Try it ▸
Every line below that carries the word "header" needs to be copied.

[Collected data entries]

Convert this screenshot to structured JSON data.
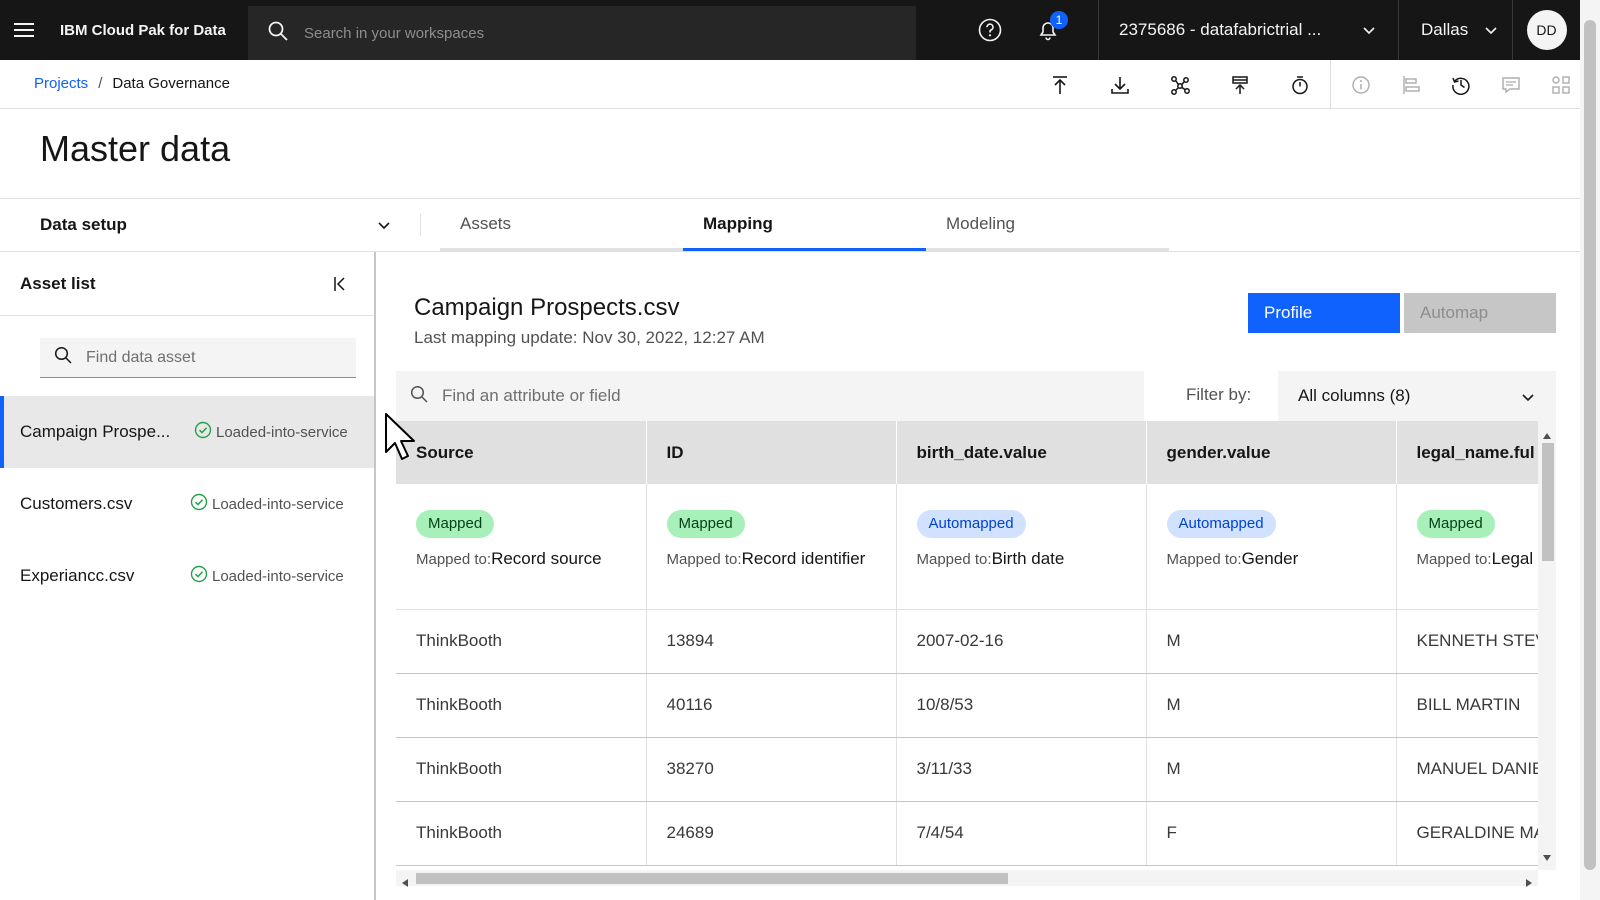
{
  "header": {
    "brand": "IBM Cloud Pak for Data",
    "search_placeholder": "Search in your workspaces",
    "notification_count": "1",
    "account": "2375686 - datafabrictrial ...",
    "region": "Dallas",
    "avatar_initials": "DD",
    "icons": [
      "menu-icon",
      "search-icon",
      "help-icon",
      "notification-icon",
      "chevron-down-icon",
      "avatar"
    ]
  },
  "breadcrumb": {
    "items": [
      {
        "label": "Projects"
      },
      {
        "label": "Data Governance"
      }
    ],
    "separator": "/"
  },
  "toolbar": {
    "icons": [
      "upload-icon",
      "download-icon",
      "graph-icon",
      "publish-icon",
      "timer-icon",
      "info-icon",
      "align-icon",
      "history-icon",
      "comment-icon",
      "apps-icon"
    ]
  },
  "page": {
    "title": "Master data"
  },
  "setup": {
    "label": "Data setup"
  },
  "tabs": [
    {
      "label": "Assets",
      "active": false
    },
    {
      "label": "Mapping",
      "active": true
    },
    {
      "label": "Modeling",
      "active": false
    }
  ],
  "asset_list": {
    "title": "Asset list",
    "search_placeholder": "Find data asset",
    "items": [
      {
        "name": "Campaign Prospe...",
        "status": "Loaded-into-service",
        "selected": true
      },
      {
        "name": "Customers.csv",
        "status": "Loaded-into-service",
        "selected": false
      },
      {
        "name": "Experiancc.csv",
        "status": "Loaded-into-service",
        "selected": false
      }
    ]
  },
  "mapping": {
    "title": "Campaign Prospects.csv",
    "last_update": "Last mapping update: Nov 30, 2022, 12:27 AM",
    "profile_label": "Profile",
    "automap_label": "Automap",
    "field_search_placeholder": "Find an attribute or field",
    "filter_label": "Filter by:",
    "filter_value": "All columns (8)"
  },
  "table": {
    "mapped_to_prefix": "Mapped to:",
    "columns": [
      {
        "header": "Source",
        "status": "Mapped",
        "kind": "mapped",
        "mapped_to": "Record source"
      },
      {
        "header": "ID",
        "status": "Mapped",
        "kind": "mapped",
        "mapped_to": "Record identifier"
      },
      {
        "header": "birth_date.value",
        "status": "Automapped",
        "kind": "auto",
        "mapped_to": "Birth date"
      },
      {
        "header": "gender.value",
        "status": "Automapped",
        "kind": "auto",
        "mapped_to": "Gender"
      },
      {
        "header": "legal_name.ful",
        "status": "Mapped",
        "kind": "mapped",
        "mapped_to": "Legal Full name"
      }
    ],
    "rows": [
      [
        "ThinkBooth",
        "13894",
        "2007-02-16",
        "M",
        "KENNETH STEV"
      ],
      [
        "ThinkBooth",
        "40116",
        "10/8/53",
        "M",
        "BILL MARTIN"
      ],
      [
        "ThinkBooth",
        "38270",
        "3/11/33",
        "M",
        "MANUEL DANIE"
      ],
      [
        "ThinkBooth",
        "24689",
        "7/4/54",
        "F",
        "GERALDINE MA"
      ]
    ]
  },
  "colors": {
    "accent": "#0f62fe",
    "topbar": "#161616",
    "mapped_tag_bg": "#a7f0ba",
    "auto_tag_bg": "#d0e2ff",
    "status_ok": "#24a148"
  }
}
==
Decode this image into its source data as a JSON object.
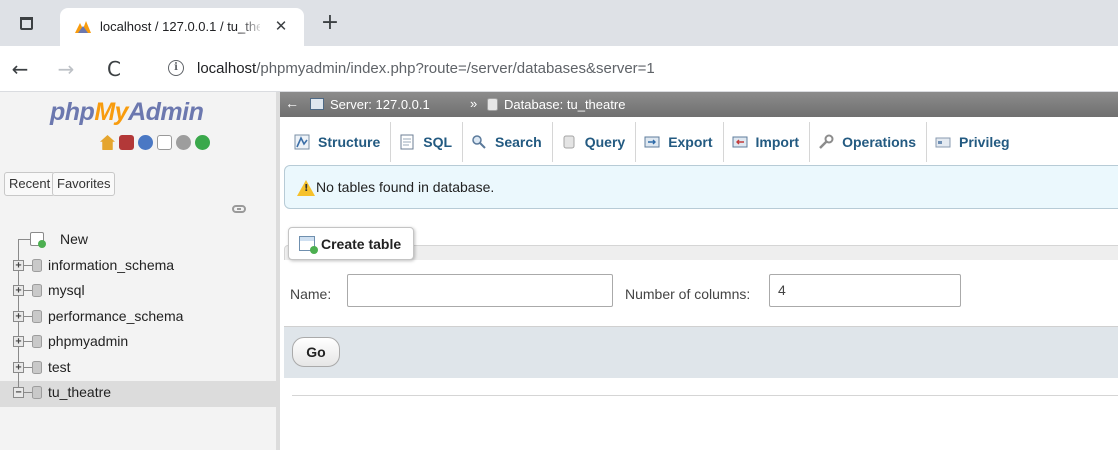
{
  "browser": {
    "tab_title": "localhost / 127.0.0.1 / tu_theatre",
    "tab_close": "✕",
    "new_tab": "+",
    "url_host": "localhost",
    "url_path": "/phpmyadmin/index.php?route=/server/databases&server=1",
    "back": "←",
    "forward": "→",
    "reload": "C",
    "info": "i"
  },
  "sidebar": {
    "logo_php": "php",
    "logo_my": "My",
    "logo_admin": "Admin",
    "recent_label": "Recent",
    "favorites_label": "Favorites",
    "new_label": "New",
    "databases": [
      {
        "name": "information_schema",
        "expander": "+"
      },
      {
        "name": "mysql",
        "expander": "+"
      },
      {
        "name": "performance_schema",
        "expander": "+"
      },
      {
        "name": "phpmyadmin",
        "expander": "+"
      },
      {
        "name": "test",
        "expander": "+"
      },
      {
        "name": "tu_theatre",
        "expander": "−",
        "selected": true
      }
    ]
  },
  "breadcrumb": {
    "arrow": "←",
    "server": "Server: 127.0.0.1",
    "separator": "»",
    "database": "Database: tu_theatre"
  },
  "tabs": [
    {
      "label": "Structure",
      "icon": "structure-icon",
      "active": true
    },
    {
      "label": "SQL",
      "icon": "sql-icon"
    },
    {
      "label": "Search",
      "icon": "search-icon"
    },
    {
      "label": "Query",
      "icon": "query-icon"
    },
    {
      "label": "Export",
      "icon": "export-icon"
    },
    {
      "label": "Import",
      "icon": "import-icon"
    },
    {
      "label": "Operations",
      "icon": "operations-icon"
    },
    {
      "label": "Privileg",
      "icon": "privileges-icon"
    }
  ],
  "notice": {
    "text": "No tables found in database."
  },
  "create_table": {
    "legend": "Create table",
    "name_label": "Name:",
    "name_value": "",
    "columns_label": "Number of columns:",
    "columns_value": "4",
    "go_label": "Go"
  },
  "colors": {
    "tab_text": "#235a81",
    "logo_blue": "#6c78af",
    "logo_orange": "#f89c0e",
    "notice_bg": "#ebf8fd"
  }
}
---
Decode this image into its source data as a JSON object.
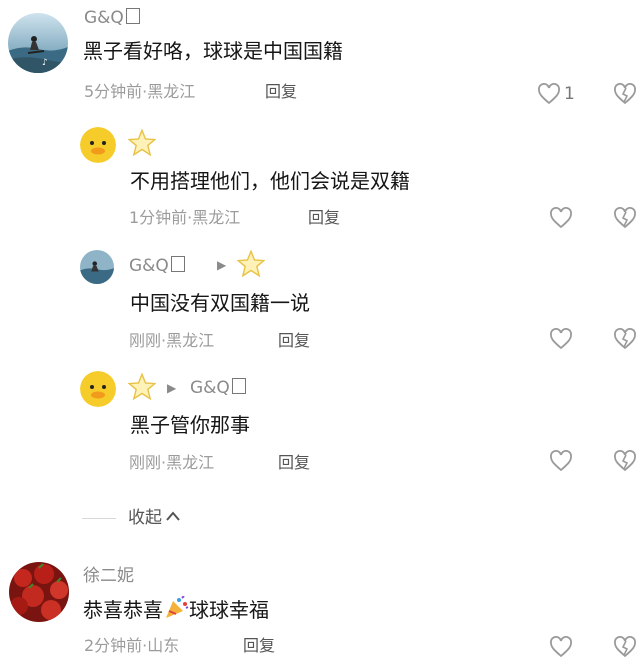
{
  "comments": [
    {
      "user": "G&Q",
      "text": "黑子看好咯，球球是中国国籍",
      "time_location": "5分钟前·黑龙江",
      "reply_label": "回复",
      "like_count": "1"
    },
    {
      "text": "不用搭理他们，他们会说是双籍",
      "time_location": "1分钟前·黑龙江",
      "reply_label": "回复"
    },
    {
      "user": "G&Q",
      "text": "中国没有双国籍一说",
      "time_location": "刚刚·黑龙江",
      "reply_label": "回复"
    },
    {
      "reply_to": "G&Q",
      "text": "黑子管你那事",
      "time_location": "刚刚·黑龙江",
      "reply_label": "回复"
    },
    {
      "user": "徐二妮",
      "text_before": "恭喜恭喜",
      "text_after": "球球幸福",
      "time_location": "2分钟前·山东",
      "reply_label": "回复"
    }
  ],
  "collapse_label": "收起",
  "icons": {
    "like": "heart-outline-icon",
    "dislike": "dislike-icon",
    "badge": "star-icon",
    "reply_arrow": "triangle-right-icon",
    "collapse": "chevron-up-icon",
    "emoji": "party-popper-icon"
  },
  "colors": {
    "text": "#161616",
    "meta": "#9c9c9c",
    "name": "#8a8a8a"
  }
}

Exercise solution ▸
  "header": {
        "header": "Source",
        "header": "ID",
        "header": "birth_date.value",
        "header": "gender.value",
        "header": "legal_name.ful",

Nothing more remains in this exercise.